Suddenly, the train is elevated miles above everyone, a bird’s eye view that makes Ara feel like a god. Below her are fields, sparsely populated, that are quickly enveloped by the city and its concrete. Ara tries to spot people amidst the scenery, but they all elude her. She wonders if this is the habit of the city – to swallow its people. This thought doesn’t stay with her for more than a minute. It’s been sufficient time, she looks back at the girl –
Who is staring right at her.
Ara’s throat closes. “You,” she says, and the rest of her sentence is swallowed by her throat.
“Me?” The girl asks. She doesn’t seem particularly embarrassed to have been caught looking, the assuredness of women who grew up pretty and most men, generally.
Ara says in a tremulous voice, “I’m so sorry, I thought you were someone I know – someone I knew.”
“Oh,” the girl scans her fingernails, grazed with remnants of blue nail polish, and she frowns. Ara remembers that Rhea loved to paint her nails, even though their school didn’t permit it. Only over the summer vacations would Ara get glimpses of their pointed, accusing French tips. Rhea would offer Ara’s hands the same makeover and Ara would resist, clenching her hands into tight fists that Rhea would try to prise open.
The girl turns to look at her, and in that moment, Ara recalls what was exceptional about Rhea’s eyes – that they always looked directly into yours. “Who were you mistaking me for?” the girl asks. Despite the directness, Ara is unsure the expression is of recognition or curiosity, her face is too animated.
“My friend,” Ara replies. She lets that hang in the air for a while before graciously elaborating, “from school.”

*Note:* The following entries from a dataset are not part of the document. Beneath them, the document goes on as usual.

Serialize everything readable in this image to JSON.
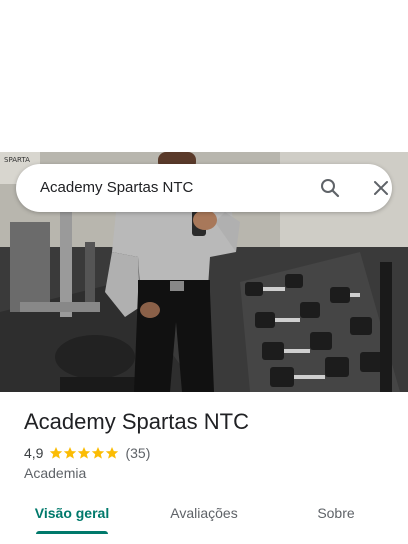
{
  "search": {
    "query": "Academy Spartas NTC",
    "search_icon": "search-icon",
    "close_icon": "close-icon"
  },
  "photo": {
    "gym_sign": "SPARTA"
  },
  "place": {
    "title": "Academy Spartas NTC",
    "rating": "4,9",
    "stars": 5,
    "review_count": "(35)",
    "category": "Academia"
  },
  "tabs": [
    {
      "label": "Visão geral",
      "active": true
    },
    {
      "label": "Avaliações",
      "active": false
    },
    {
      "label": "Sobre",
      "active": false
    }
  ],
  "colors": {
    "accent": "#00796b",
    "star": "#fbbc04"
  }
}
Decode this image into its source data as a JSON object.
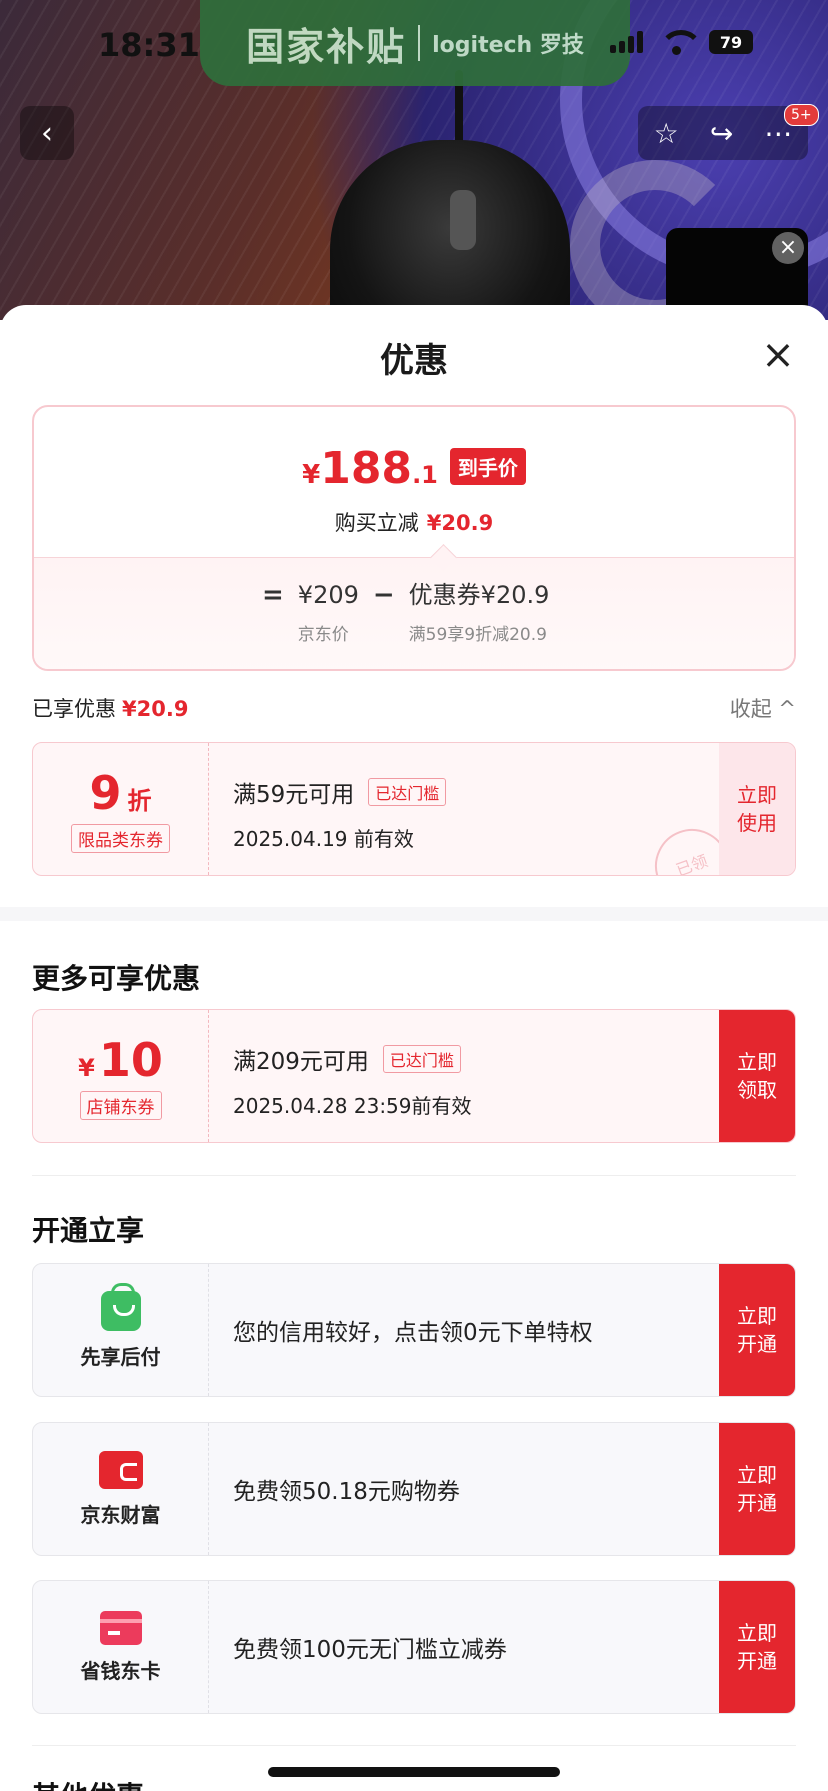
{
  "status_bar": {
    "time": "18:31",
    "battery": "79"
  },
  "banner": {
    "title": "国家补贴",
    "brand": "logitech 罗技"
  },
  "nav": {
    "badge": "5+"
  },
  "sheet": {
    "title": "优惠"
  },
  "price_summary": {
    "currency": "¥",
    "price_int": "188",
    "price_dec": ".1",
    "price_tag": "到手价",
    "instant_label": "购买立减",
    "instant_amount": "¥20.9",
    "formula": {
      "eq": "=",
      "jd_price": "¥209",
      "jd_price_label": "京东价",
      "minus": "−",
      "coupon": "优惠券¥20.9",
      "coupon_label": "满59享9折减20.9"
    }
  },
  "enjoyed": {
    "label": "已享优惠",
    "amount": "¥20.9",
    "collapse": "收起"
  },
  "enjoyed_coupon": {
    "value": "9",
    "suffix": "折",
    "tag": "限品类东券",
    "title": "满59元可用",
    "reach": "已达门槛",
    "date": "2025.04.19 前有效",
    "action": "立即使用",
    "stamp": "已领"
  },
  "more_section": {
    "title": "更多可享优惠"
  },
  "more_coupon": {
    "currency": "¥",
    "value": "10",
    "tag": "店铺东券",
    "title": "满209元可用",
    "reach": "已达门槛",
    "date": "2025.04.28 23:59前有效",
    "action": "立即领取"
  },
  "open_section": {
    "title": "开通立享"
  },
  "services": [
    {
      "icon": "shopping-bag-icon",
      "label": "先享后付",
      "desc": "您的信用较好，点击领0元下单特权",
      "action": "立即开通"
    },
    {
      "icon": "wallet-icon",
      "label": "京东财富",
      "desc": "免费领50.18元购物券",
      "action": "立即开通"
    },
    {
      "icon": "card-icon",
      "label": "省钱东卡",
      "desc": "免费领100元无门槛立减券",
      "action": "立即开通"
    }
  ],
  "other_section": {
    "title": "其他优惠"
  }
}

She’s conscious of their touching legs, rattling in synchronization. The girl puts her hands on her thighs, palms facing upwards. It seems like a religious act, deeply private and unabashedly public at the same time. Ara feels like placing her hands inside hers, but instead she curls them into balls. In the window opposite her she sees her reflection, and memory superimposes another picture on top of this – the picture of a girl in pigtails she detested, in a salwar kameez she could hardly fill out. Ara feels a jolt of dissonance. She wonders how much she has changed externally, how much internally, and what the difference between the two even is.
“Do you want to play a game?” the girl asks. She has the excessively angelic smile of a difficult child. Nothing about her has changed, Ara thinks, nothing but her eyebrows.
“Yes,” says Ara cautiously, wondering if she knows what’s coming next. The metro doors open and the crowd surges, this time in the opposite direction. Ara watches as the doorframe swallows everyone up.
“Let’s pretend we’re friends,” the girl says. Despite it all, Ara hopes they never reach her station.
Gayathri Sankar is working as a Teaching Fellow at Ashoka University, and as an assistant to an enigmatic art curator. She graduated with a major in English Literature, a minor in Creative Writing and an addiction to the em dash. She is not actually interested in overhearing people’s conversations on the metro, she is too absorbed in her Spotify playlists.